• [What you need to do] For the entries presented below, indicate the number of lines that include the word "Dashboard", adding nothing else.

• [Study material]
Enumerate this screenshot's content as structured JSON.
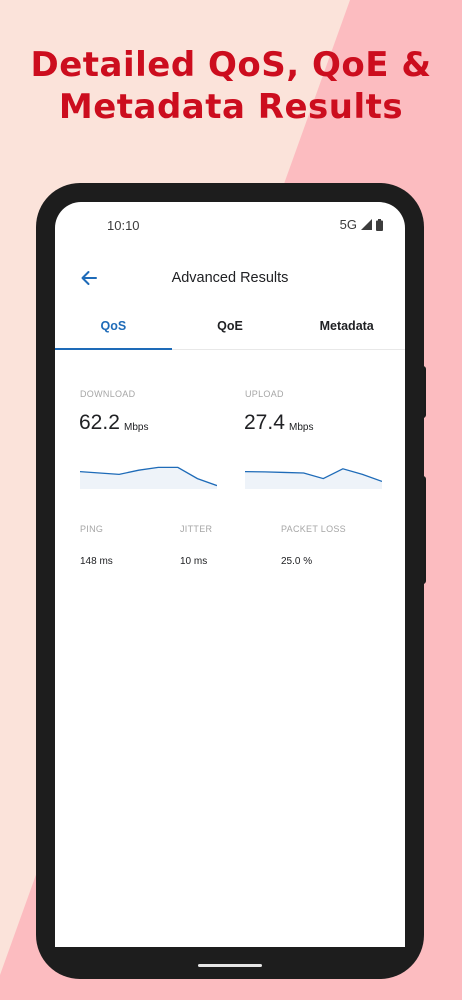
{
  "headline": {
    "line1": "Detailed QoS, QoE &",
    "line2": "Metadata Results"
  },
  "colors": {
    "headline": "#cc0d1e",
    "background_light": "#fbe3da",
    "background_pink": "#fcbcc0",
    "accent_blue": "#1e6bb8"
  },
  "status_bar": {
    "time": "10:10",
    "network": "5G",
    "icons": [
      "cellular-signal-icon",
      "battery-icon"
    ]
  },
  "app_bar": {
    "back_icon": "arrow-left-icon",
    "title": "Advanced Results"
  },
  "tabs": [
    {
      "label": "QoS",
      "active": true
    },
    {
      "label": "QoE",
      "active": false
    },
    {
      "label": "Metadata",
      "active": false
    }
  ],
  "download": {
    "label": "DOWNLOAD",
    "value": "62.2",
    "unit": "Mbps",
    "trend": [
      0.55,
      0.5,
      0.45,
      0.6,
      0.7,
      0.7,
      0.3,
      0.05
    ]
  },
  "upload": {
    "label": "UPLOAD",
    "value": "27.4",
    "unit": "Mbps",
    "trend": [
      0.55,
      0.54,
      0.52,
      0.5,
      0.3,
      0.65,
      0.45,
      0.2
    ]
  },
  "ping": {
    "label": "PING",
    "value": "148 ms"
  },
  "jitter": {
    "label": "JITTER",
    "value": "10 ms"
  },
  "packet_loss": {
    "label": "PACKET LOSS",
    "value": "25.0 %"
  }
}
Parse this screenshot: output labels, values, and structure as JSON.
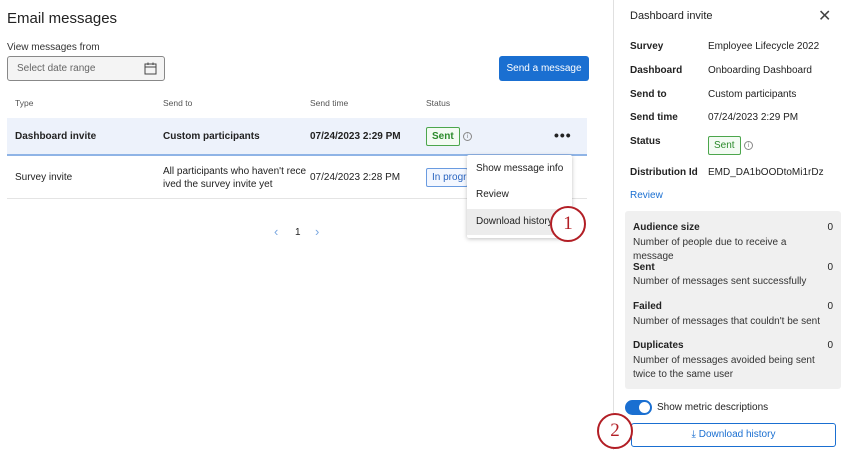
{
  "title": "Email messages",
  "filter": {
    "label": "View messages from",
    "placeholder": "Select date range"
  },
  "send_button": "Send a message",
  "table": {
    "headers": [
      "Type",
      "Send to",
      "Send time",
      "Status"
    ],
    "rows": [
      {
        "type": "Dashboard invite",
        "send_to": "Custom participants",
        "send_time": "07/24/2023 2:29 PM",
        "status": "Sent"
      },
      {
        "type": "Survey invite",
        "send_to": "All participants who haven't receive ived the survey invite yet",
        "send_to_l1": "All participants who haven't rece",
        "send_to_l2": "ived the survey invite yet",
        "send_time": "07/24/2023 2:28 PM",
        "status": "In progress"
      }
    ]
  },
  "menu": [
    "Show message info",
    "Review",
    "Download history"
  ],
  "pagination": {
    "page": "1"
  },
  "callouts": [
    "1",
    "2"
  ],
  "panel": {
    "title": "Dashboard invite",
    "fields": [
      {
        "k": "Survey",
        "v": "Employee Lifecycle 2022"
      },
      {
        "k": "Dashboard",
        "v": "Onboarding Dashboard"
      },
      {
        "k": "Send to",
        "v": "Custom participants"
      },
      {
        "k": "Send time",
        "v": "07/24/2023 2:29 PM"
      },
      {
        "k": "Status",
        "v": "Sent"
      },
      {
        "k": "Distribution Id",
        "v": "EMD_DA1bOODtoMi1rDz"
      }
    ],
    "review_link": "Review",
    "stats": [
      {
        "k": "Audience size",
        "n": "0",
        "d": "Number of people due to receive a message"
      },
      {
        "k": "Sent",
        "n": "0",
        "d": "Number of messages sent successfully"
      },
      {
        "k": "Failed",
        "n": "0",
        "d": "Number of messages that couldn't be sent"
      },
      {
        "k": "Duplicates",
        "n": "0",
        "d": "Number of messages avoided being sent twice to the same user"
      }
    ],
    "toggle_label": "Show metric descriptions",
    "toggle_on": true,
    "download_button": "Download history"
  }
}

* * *

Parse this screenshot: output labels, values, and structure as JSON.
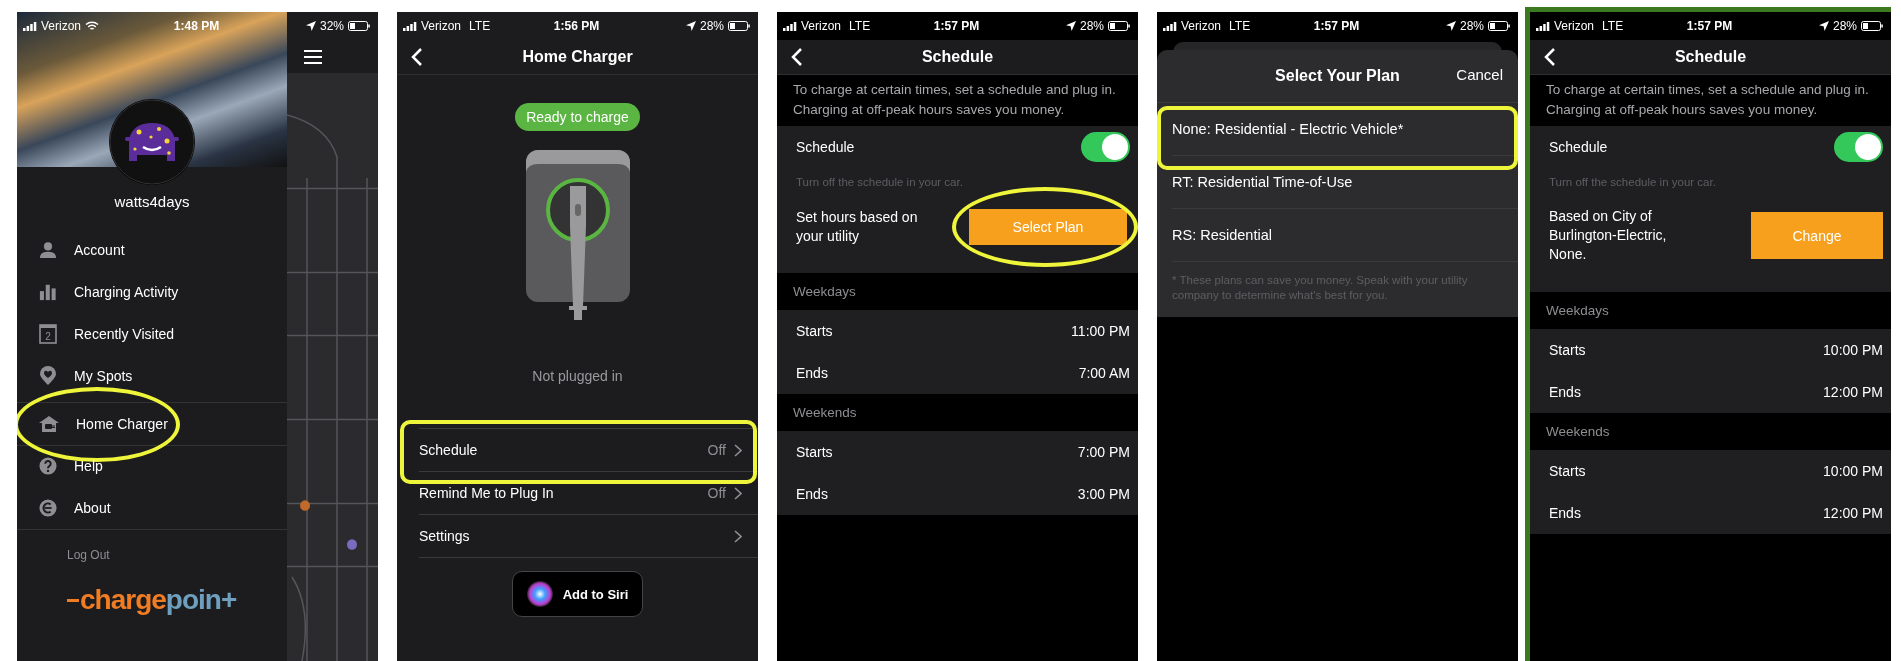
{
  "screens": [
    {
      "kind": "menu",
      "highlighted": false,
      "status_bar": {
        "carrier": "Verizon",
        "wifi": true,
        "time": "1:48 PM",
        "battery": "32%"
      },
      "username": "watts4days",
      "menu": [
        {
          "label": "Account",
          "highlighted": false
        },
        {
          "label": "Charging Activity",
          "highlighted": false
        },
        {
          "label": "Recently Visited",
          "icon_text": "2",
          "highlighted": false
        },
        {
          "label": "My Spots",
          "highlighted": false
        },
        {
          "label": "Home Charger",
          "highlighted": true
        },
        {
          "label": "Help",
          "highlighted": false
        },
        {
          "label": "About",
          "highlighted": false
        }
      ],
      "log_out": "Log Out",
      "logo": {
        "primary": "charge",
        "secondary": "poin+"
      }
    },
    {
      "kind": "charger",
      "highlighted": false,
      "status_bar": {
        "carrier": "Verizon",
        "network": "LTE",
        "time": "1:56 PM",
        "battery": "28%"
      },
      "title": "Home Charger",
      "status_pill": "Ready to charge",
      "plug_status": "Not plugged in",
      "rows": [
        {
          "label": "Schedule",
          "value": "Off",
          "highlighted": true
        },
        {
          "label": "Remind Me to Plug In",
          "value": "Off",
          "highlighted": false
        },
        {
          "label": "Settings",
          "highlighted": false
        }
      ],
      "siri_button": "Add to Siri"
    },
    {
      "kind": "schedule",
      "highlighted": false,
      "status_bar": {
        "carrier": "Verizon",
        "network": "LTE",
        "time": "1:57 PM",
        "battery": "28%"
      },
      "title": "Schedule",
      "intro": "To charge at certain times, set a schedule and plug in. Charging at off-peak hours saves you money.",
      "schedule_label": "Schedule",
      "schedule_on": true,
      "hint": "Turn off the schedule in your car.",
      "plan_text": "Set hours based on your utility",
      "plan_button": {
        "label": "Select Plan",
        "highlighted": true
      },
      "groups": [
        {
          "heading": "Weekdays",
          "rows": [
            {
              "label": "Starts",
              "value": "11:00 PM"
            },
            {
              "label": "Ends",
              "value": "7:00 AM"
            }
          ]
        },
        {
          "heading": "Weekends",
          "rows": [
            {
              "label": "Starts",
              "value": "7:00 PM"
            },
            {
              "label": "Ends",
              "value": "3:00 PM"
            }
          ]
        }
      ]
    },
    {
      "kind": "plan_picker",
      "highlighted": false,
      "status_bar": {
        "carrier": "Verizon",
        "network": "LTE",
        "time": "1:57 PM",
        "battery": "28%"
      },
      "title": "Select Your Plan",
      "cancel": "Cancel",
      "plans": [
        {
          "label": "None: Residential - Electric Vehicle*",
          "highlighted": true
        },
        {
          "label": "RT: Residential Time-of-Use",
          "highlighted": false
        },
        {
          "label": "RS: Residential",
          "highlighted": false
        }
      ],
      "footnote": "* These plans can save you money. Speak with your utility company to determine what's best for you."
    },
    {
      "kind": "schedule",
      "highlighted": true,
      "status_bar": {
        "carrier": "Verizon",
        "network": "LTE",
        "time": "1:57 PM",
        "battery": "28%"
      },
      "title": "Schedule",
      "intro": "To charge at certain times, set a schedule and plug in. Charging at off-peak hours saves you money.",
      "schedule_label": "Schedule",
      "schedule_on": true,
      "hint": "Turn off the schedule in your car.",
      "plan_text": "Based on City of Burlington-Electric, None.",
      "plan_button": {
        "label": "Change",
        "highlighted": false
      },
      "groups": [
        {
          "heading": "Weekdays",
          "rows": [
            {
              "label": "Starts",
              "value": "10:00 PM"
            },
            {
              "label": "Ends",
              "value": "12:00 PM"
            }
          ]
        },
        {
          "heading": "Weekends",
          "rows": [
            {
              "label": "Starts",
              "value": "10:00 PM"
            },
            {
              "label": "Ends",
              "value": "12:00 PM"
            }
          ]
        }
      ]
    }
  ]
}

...

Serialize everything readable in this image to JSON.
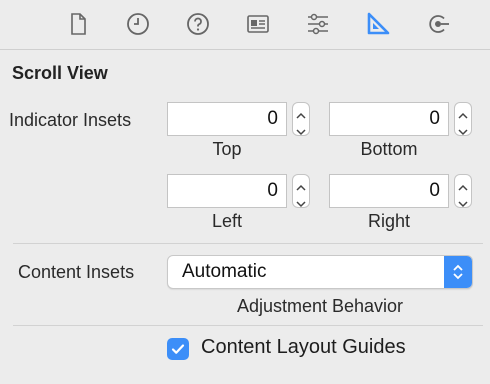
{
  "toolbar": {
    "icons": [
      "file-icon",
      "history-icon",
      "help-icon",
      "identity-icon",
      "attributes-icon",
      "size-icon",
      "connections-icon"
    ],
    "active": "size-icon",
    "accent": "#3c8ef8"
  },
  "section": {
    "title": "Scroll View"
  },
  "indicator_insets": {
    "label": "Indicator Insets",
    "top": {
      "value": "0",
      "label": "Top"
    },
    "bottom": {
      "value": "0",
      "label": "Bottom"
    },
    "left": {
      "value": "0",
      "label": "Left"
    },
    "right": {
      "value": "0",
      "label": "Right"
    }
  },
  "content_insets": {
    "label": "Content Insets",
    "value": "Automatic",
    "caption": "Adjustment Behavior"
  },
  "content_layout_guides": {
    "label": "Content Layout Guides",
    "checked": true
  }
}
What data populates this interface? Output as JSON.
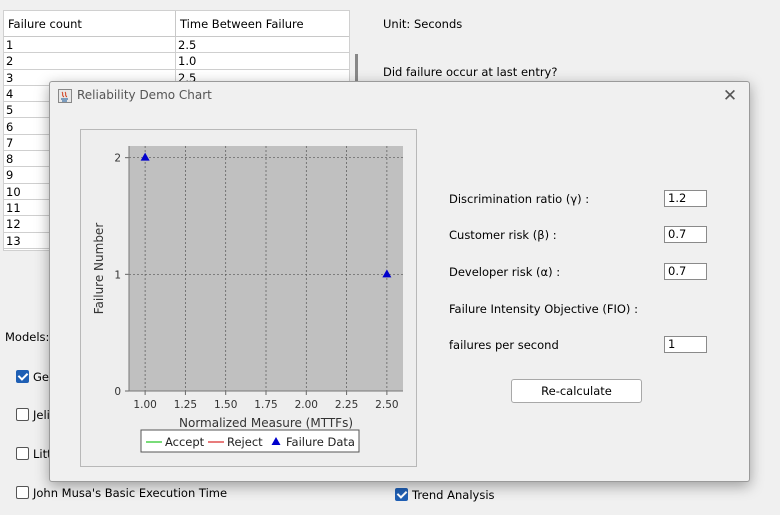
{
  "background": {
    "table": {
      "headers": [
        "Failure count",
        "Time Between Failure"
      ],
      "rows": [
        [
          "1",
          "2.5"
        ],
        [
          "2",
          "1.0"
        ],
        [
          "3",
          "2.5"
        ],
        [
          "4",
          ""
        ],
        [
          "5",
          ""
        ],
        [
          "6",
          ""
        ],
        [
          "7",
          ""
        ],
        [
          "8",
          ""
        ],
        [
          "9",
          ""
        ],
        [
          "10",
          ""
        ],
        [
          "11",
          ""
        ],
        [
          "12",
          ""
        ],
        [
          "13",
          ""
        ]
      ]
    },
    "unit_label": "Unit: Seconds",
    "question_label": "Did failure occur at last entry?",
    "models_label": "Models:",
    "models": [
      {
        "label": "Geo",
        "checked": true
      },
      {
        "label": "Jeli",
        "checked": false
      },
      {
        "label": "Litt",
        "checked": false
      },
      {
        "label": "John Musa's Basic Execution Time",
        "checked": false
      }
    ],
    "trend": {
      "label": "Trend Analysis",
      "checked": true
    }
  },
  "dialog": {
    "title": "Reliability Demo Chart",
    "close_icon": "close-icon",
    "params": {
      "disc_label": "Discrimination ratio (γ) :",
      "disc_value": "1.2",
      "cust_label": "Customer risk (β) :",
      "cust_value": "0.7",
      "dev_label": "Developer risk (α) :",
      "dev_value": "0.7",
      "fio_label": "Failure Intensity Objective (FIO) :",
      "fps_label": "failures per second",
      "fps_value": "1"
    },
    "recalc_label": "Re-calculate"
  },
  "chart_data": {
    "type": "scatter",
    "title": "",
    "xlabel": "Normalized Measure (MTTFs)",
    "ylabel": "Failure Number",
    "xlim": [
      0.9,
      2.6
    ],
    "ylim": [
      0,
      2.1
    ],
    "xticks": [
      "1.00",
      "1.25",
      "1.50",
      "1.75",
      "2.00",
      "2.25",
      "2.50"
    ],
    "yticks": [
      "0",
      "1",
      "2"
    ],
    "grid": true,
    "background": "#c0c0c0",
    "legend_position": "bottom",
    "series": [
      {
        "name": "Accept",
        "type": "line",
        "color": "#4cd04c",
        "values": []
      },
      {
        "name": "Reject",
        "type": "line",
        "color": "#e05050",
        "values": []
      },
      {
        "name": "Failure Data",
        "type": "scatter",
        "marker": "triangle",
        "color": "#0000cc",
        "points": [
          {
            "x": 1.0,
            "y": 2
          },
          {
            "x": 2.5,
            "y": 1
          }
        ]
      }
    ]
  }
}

• [Task result] 4